Data about app and page elements:
* * * * *

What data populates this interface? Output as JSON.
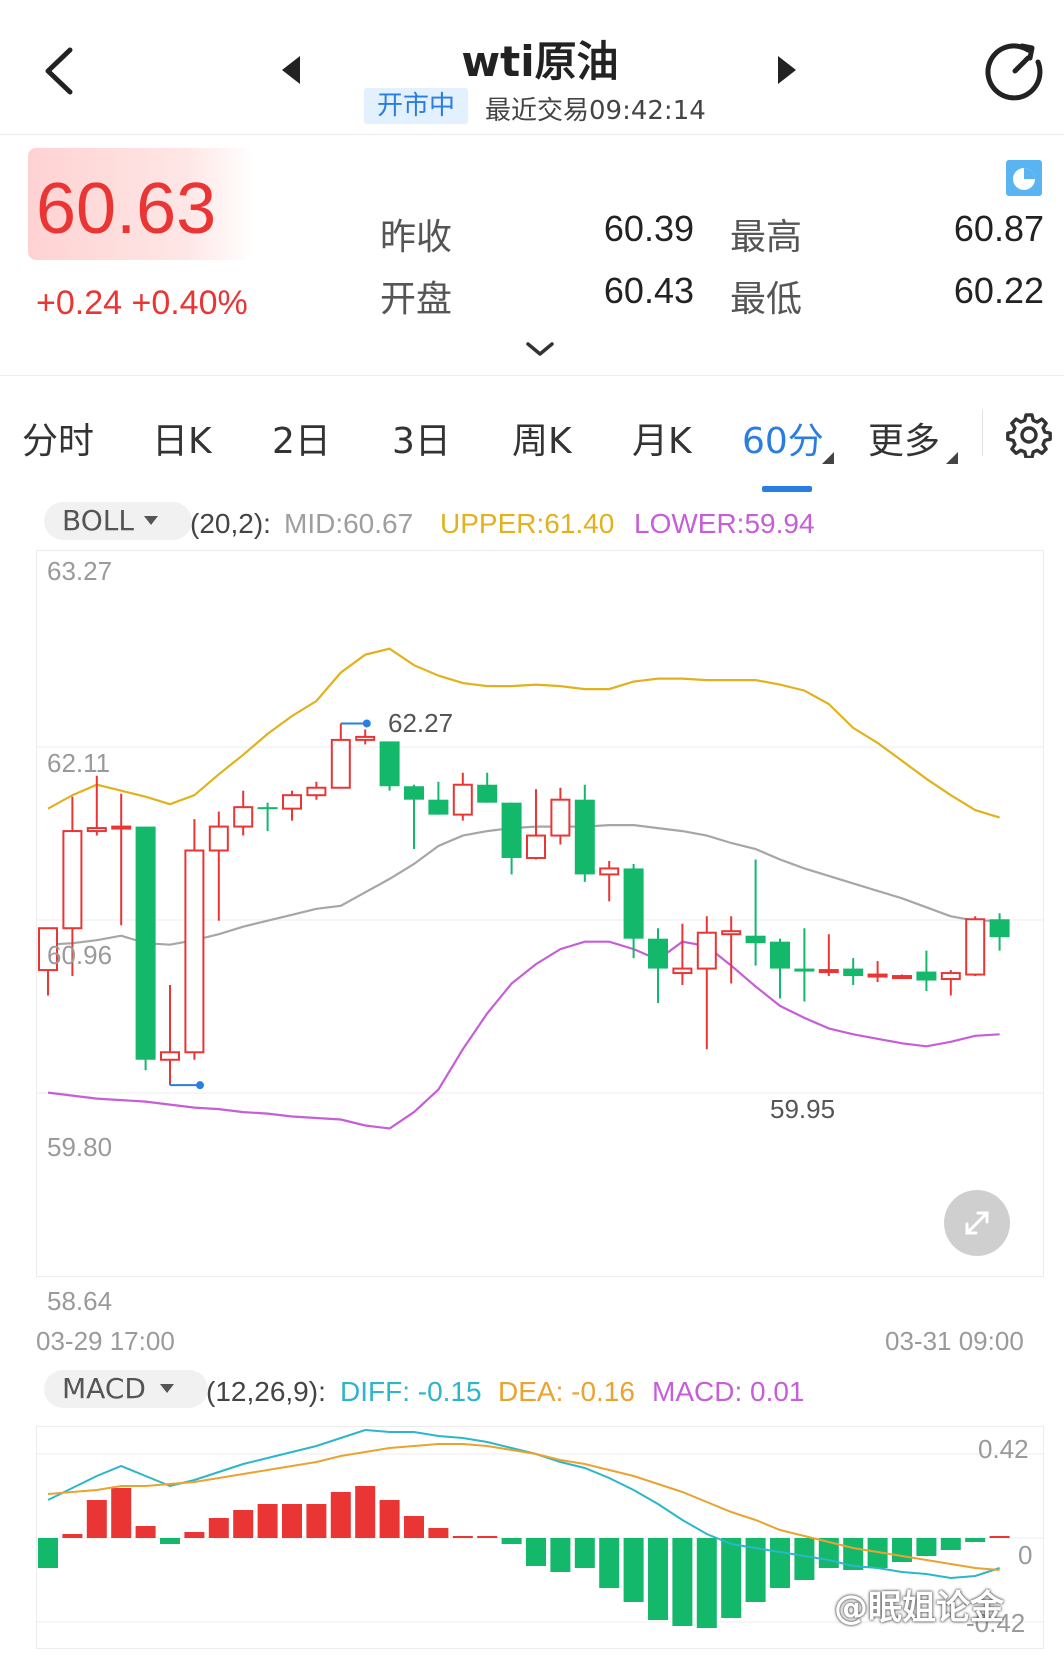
{
  "header": {
    "title": "wti原油",
    "status_badge": "开市中",
    "last_trade": "最近交易09:42:14"
  },
  "quote": {
    "price": "60.63",
    "change": "+0.24 +0.40%",
    "prev_close_label": "昨收",
    "prev_close": "60.39",
    "high_label": "最高",
    "high": "60.87",
    "open_label": "开盘",
    "open": "60.43",
    "low_label": "最低",
    "low": "60.22"
  },
  "tabs": [
    {
      "label": "分时"
    },
    {
      "label": "日K"
    },
    {
      "label": "2日"
    },
    {
      "label": "3日"
    },
    {
      "label": "周K"
    },
    {
      "label": "月K"
    },
    {
      "label": "60分",
      "active": true
    },
    {
      "label": "更多"
    }
  ],
  "icons": {
    "back": "chevron-left-icon",
    "prev": "triangle-left-icon",
    "next": "triangle-right-icon",
    "refresh": "refresh-icon",
    "chart_type": "pie-chart-icon",
    "settings": "gear-icon",
    "fullscreen": "expand-arrows-icon"
  },
  "colors": {
    "up": "#ea3535",
    "down": "#13b86b",
    "accent": "#2a7de1",
    "mid": "#a6a6a6",
    "upper": "#e1b21d",
    "lower": "#c65ed8",
    "diff": "#2cb6c8",
    "dea": "#eaa330",
    "macd": "#c65ed8"
  },
  "boll": {
    "indicator": "BOLL",
    "params": "(20,2):",
    "mid_label": "MID:60.67",
    "upper_label": "UPPER:61.40",
    "lower_label": "LOWER:59.94"
  },
  "macd": {
    "indicator": "MACD",
    "params": "(12,26,9):",
    "diff_label": "DIFF: -0.15",
    "dea_label": "DEA: -0.16",
    "macd_label": "MACD: 0.01"
  },
  "watermark": "@眠姐论金",
  "chart_data": [
    {
      "type": "candlestick",
      "indicator": "BOLL",
      "y_ticks": [
        "63.27",
        "62.11",
        "60.96",
        "59.80",
        "58.64"
      ],
      "ylim": [
        58.64,
        63.27
      ],
      "x_range": [
        "03-29 17:00",
        "03-31 09:00"
      ],
      "max_annotation": "62.27",
      "min_annotation": "59.95",
      "candles": [
        {
          "o": 60.62,
          "h": 60.75,
          "l": 60.45,
          "c": 60.9
        },
        {
          "o": 60.9,
          "h": 61.78,
          "l": 60.58,
          "c": 61.55
        },
        {
          "o": 61.55,
          "h": 61.92,
          "l": 61.52,
          "c": 61.57
        },
        {
          "o": 61.58,
          "h": 61.8,
          "l": 60.92,
          "c": 61.58
        },
        {
          "o": 61.58,
          "h": 61.58,
          "l": 59.95,
          "c": 60.02
        },
        {
          "o": 60.02,
          "h": 60.52,
          "l": 59.85,
          "c": 60.07
        },
        {
          "o": 60.07,
          "h": 61.63,
          "l": 60.02,
          "c": 61.42
        },
        {
          "o": 61.42,
          "h": 61.68,
          "l": 60.95,
          "c": 61.58
        },
        {
          "o": 61.58,
          "h": 61.82,
          "l": 61.52,
          "c": 61.71
        },
        {
          "o": 61.71,
          "h": 61.74,
          "l": 61.55,
          "c": 61.7
        },
        {
          "o": 61.7,
          "h": 61.82,
          "l": 61.62,
          "c": 61.79
        },
        {
          "o": 61.79,
          "h": 61.88,
          "l": 61.76,
          "c": 61.84
        },
        {
          "o": 61.84,
          "h": 62.27,
          "l": 61.92,
          "c": 62.16
        },
        {
          "o": 62.16,
          "h": 62.23,
          "l": 62.13,
          "c": 62.18
        },
        {
          "o": 62.15,
          "h": 62.15,
          "l": 61.82,
          "c": 61.85
        },
        {
          "o": 61.85,
          "h": 61.86,
          "l": 61.43,
          "c": 61.76
        },
        {
          "o": 61.76,
          "h": 61.88,
          "l": 61.66,
          "c": 61.66
        },
        {
          "o": 61.66,
          "h": 61.94,
          "l": 61.62,
          "c": 61.86
        },
        {
          "o": 61.86,
          "h": 61.94,
          "l": 61.78,
          "c": 61.74
        },
        {
          "o": 61.74,
          "h": 61.7,
          "l": 61.26,
          "c": 61.37
        },
        {
          "o": 61.37,
          "h": 61.83,
          "l": 61.36,
          "c": 61.52
        },
        {
          "o": 61.52,
          "h": 61.84,
          "l": 61.46,
          "c": 61.76
        },
        {
          "o": 61.76,
          "h": 61.86,
          "l": 61.21,
          "c": 61.26
        },
        {
          "o": 61.26,
          "h": 61.35,
          "l": 61.08,
          "c": 61.3
        },
        {
          "o": 61.3,
          "h": 61.33,
          "l": 60.7,
          "c": 60.83
        },
        {
          "o": 60.83,
          "h": 60.9,
          "l": 60.4,
          "c": 60.63
        },
        {
          "o": 60.6,
          "h": 60.93,
          "l": 60.52,
          "c": 60.63
        },
        {
          "o": 60.63,
          "h": 60.98,
          "l": 60.09,
          "c": 60.87
        },
        {
          "o": 60.86,
          "h": 60.98,
          "l": 60.53,
          "c": 60.88
        },
        {
          "o": 60.85,
          "h": 61.36,
          "l": 60.65,
          "c": 60.8
        },
        {
          "o": 60.81,
          "h": 60.83,
          "l": 60.43,
          "c": 60.63
        },
        {
          "o": 60.63,
          "h": 60.9,
          "l": 60.41,
          "c": 60.61
        },
        {
          "o": 60.62,
          "h": 60.86,
          "l": 60.58,
          "c": 60.62
        },
        {
          "o": 60.63,
          "h": 60.7,
          "l": 60.52,
          "c": 60.58
        },
        {
          "o": 60.59,
          "h": 60.68,
          "l": 60.54,
          "c": 60.59
        },
        {
          "o": 60.58,
          "h": 60.59,
          "l": 60.57,
          "c": 60.58
        },
        {
          "o": 60.61,
          "h": 60.75,
          "l": 60.48,
          "c": 60.55
        },
        {
          "o": 60.56,
          "h": 60.62,
          "l": 60.45,
          "c": 60.6
        },
        {
          "o": 60.59,
          "h": 60.98,
          "l": 60.58,
          "c": 60.96
        },
        {
          "o": 60.96,
          "h": 61.0,
          "l": 60.75,
          "c": 60.84
        }
      ],
      "series": [
        {
          "name": "MID",
          "values": [
            60.79,
            60.8,
            60.82,
            60.85,
            60.8,
            60.79,
            60.82,
            60.86,
            60.91,
            60.95,
            60.99,
            61.03,
            61.05,
            61.14,
            61.23,
            61.33,
            61.45,
            61.52,
            61.55,
            61.57,
            61.58,
            61.58,
            61.58,
            61.59,
            61.59,
            61.57,
            61.55,
            61.52,
            61.47,
            61.43,
            61.36,
            61.3,
            61.25,
            61.2,
            61.15,
            61.1,
            61.04,
            60.98,
            60.95,
            60.95
          ]
        },
        {
          "name": "UPPER",
          "values": [
            61.7,
            61.79,
            61.86,
            61.82,
            61.78,
            61.73,
            61.79,
            61.93,
            62.06,
            62.2,
            62.32,
            62.42,
            62.61,
            62.73,
            62.77,
            62.66,
            62.59,
            62.54,
            62.52,
            62.52,
            62.53,
            62.52,
            62.5,
            62.5,
            62.55,
            62.57,
            62.57,
            62.56,
            62.56,
            62.56,
            62.53,
            62.49,
            62.4,
            62.24,
            62.14,
            62.02,
            61.9,
            61.79,
            61.69,
            61.64
          ]
        },
        {
          "name": "LOWER",
          "values": [
            59.8,
            59.78,
            59.76,
            59.75,
            59.74,
            59.72,
            59.7,
            59.69,
            59.67,
            59.66,
            59.64,
            59.63,
            59.62,
            59.58,
            59.56,
            59.67,
            59.82,
            60.09,
            60.33,
            60.53,
            60.66,
            60.76,
            60.81,
            60.81,
            60.76,
            60.69,
            60.81,
            60.78,
            60.65,
            60.51,
            60.38,
            60.3,
            60.23,
            60.19,
            60.16,
            60.13,
            60.11,
            60.14,
            60.18,
            60.19
          ]
        }
      ]
    },
    {
      "type": "bar",
      "indicator": "MACD",
      "y_ticks": [
        "0.42",
        "0",
        "-0.42"
      ],
      "ylim": [
        -0.52,
        0.52
      ],
      "series": [
        {
          "name": "MACD",
          "values": [
            -0.15,
            0.02,
            0.19,
            0.25,
            0.06,
            -0.03,
            0.03,
            0.1,
            0.14,
            0.17,
            0.17,
            0.17,
            0.23,
            0.26,
            0.19,
            0.11,
            0.05,
            0.01,
            0.01,
            -0.03,
            -0.14,
            -0.17,
            -0.15,
            -0.25,
            -0.32,
            -0.41,
            -0.44,
            -0.45,
            -0.4,
            -0.32,
            -0.25,
            -0.21,
            -0.15,
            -0.16,
            -0.15,
            -0.12,
            -0.09,
            -0.06,
            -0.02,
            0.01
          ]
        },
        {
          "name": "DIFF",
          "values": [
            0.19,
            0.25,
            0.31,
            0.36,
            0.31,
            0.26,
            0.29,
            0.33,
            0.37,
            0.4,
            0.43,
            0.46,
            0.5,
            0.54,
            0.53,
            0.53,
            0.51,
            0.5,
            0.48,
            0.45,
            0.42,
            0.38,
            0.35,
            0.3,
            0.24,
            0.17,
            0.09,
            0.02,
            -0.03,
            -0.05,
            -0.07,
            -0.09,
            -0.11,
            -0.14,
            -0.15,
            -0.17,
            -0.18,
            -0.2,
            -0.19,
            -0.15
          ]
        },
        {
          "name": "DEA",
          "values": [
            0.22,
            0.23,
            0.24,
            0.26,
            0.26,
            0.27,
            0.28,
            0.3,
            0.32,
            0.34,
            0.36,
            0.38,
            0.41,
            0.43,
            0.45,
            0.46,
            0.47,
            0.47,
            0.46,
            0.44,
            0.42,
            0.39,
            0.37,
            0.34,
            0.31,
            0.27,
            0.23,
            0.18,
            0.13,
            0.09,
            0.04,
            0.01,
            -0.02,
            -0.05,
            -0.07,
            -0.09,
            -0.11,
            -0.13,
            -0.15,
            -0.16
          ]
        }
      ]
    }
  ]
}
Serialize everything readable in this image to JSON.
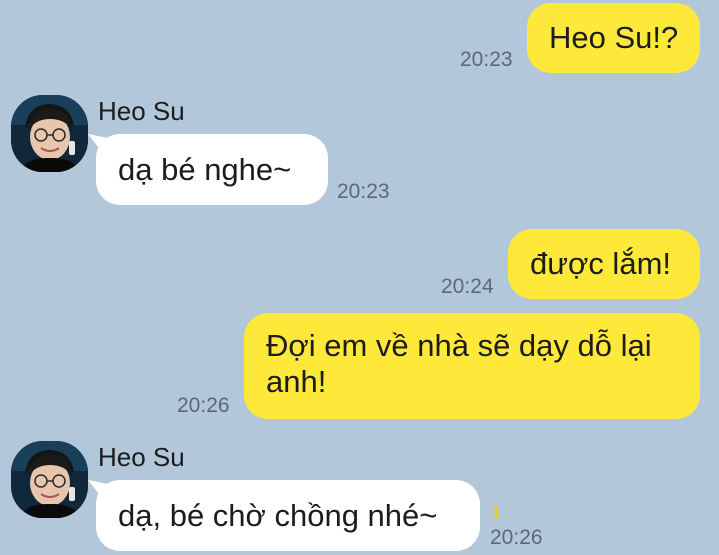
{
  "messages": [
    {
      "direction": "sent",
      "text": "Heo Su!?",
      "time": "20:23"
    },
    {
      "direction": "received",
      "sender": "Heo Su",
      "text": "dạ bé nghe~",
      "time": "20:23"
    },
    {
      "direction": "sent",
      "text": "được lắm!",
      "time": "20:24"
    },
    {
      "direction": "sent",
      "text": "Đợi em về nhà sẽ dạy dỗ lại anh!",
      "time": "20:26"
    },
    {
      "direction": "received",
      "sender": "Heo Su",
      "text": "dạ, bé chờ chồng nhé~",
      "time": "20:26",
      "unread": "1"
    }
  ],
  "colors": {
    "background": "#b2c7da",
    "sent_bubble": "#fee93b",
    "received_bubble": "#ffffff",
    "unread_count": "#e6cc2e"
  },
  "icons": {
    "avatar": "contact-avatar-photo"
  }
}
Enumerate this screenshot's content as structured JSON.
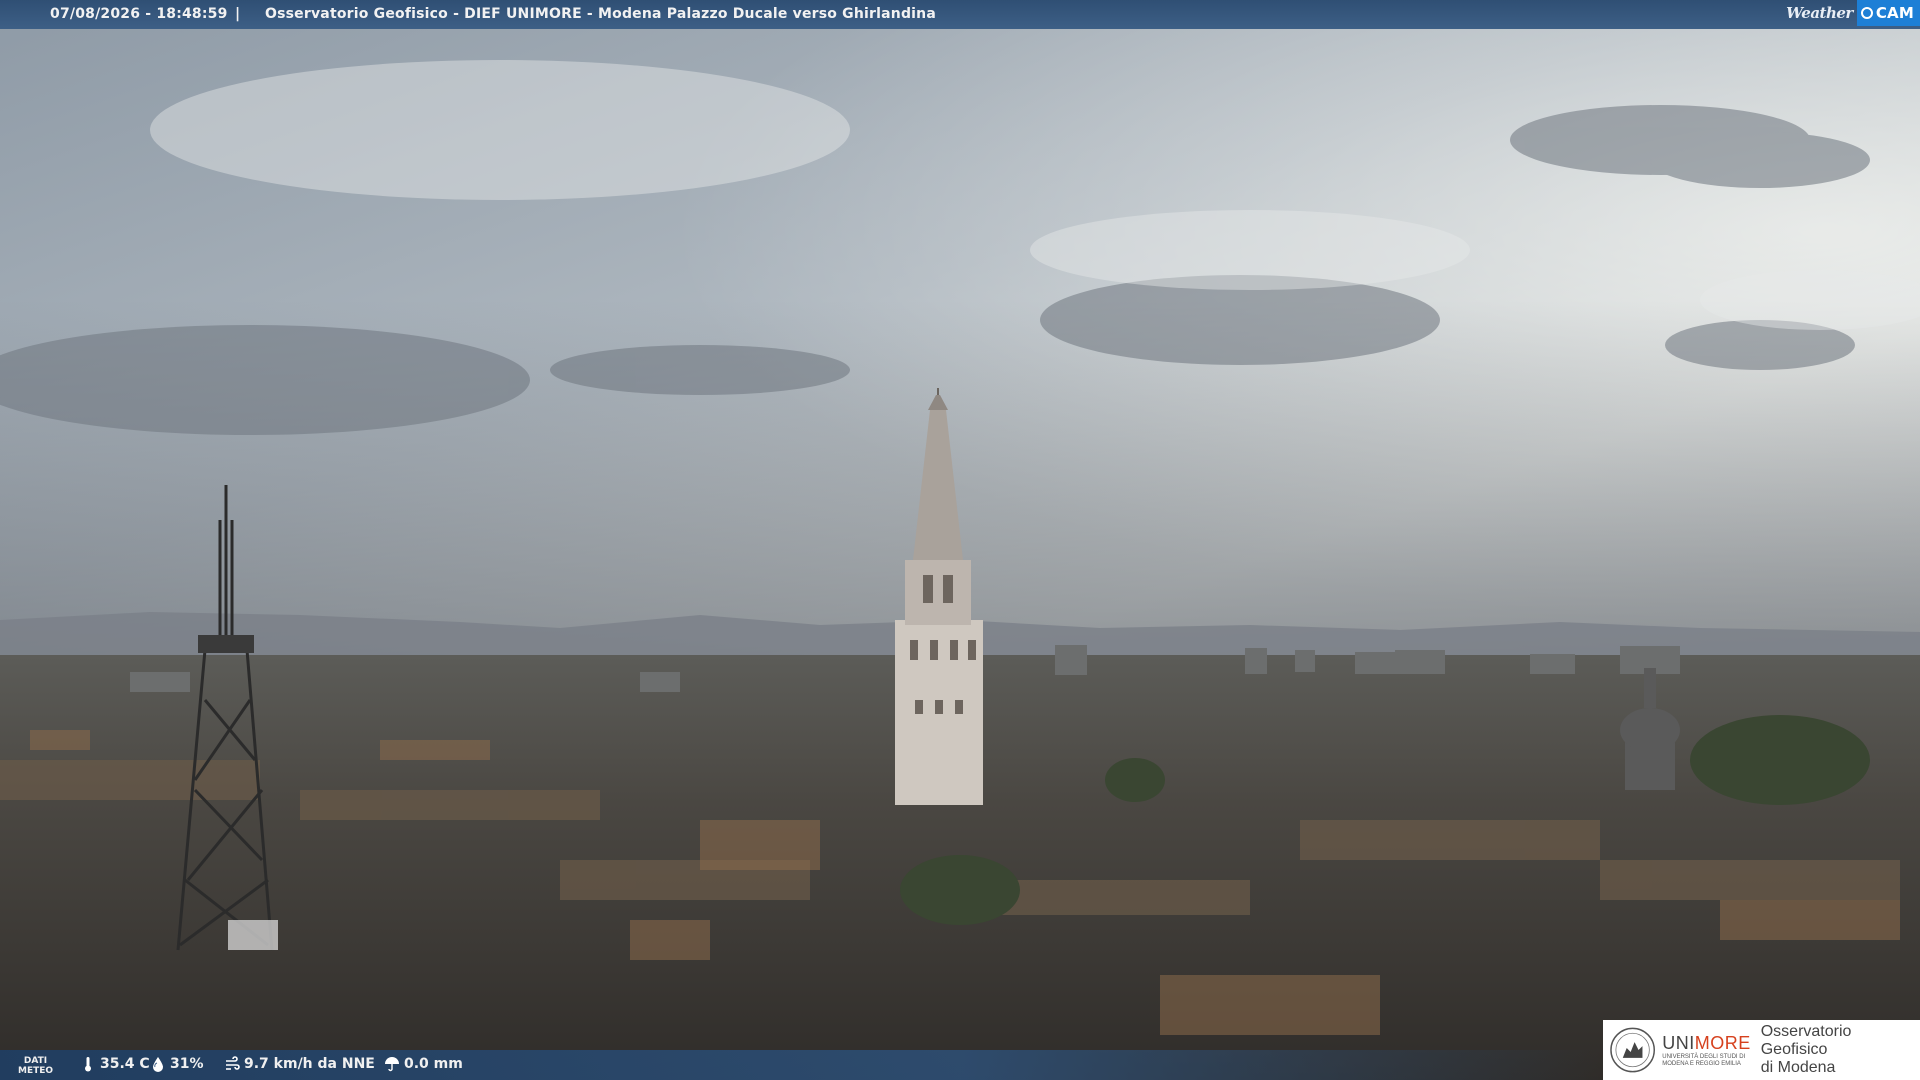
{
  "header": {
    "timestamp": "07/08/2026 - 18:48:59",
    "separator": "|",
    "title": "Osservatorio Geofisico - DIEF UNIMORE - Modena Palazzo Ducale verso Ghirlandina"
  },
  "weathercam_logo": {
    "word": "Weather",
    "cam": "CAM"
  },
  "weather": {
    "label_line1": "DATI",
    "label_line2": "METEO",
    "temperature": "35.4 C",
    "humidity": "31%",
    "wind": "9.7 km/h da NNE",
    "rain": "0.0 mm",
    "icons": [
      "thermometer-icon",
      "humidity-drop-icon",
      "wind-icon",
      "rain-umbrella-icon"
    ]
  },
  "unimore": {
    "brand_uni": "UNI",
    "brand_more": "MORE",
    "brand_subtitle_1": "UNIVERSITÀ DEGLI STUDI DI",
    "brand_subtitle_2": "MODENA E REGGIO EMILIA",
    "observatory_line1": "Osservatorio Geofisico",
    "observatory_line2": "di Modena"
  },
  "colors": {
    "bar": "#2f4f74",
    "accent_more": "#d6411e",
    "wc_blue": "#1d7fd6"
  }
}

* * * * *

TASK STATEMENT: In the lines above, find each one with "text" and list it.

SOLUTION TO THIS EXERCISE:
      "text": "Heo Su!?",
      "text": "dạ bé nghe~",
      "text": "được lắm!",
      "text": "Đợi em về nhà sẽ dạy dỗ lại anh!",
      "text": "dạ, bé chờ chồng nhé~",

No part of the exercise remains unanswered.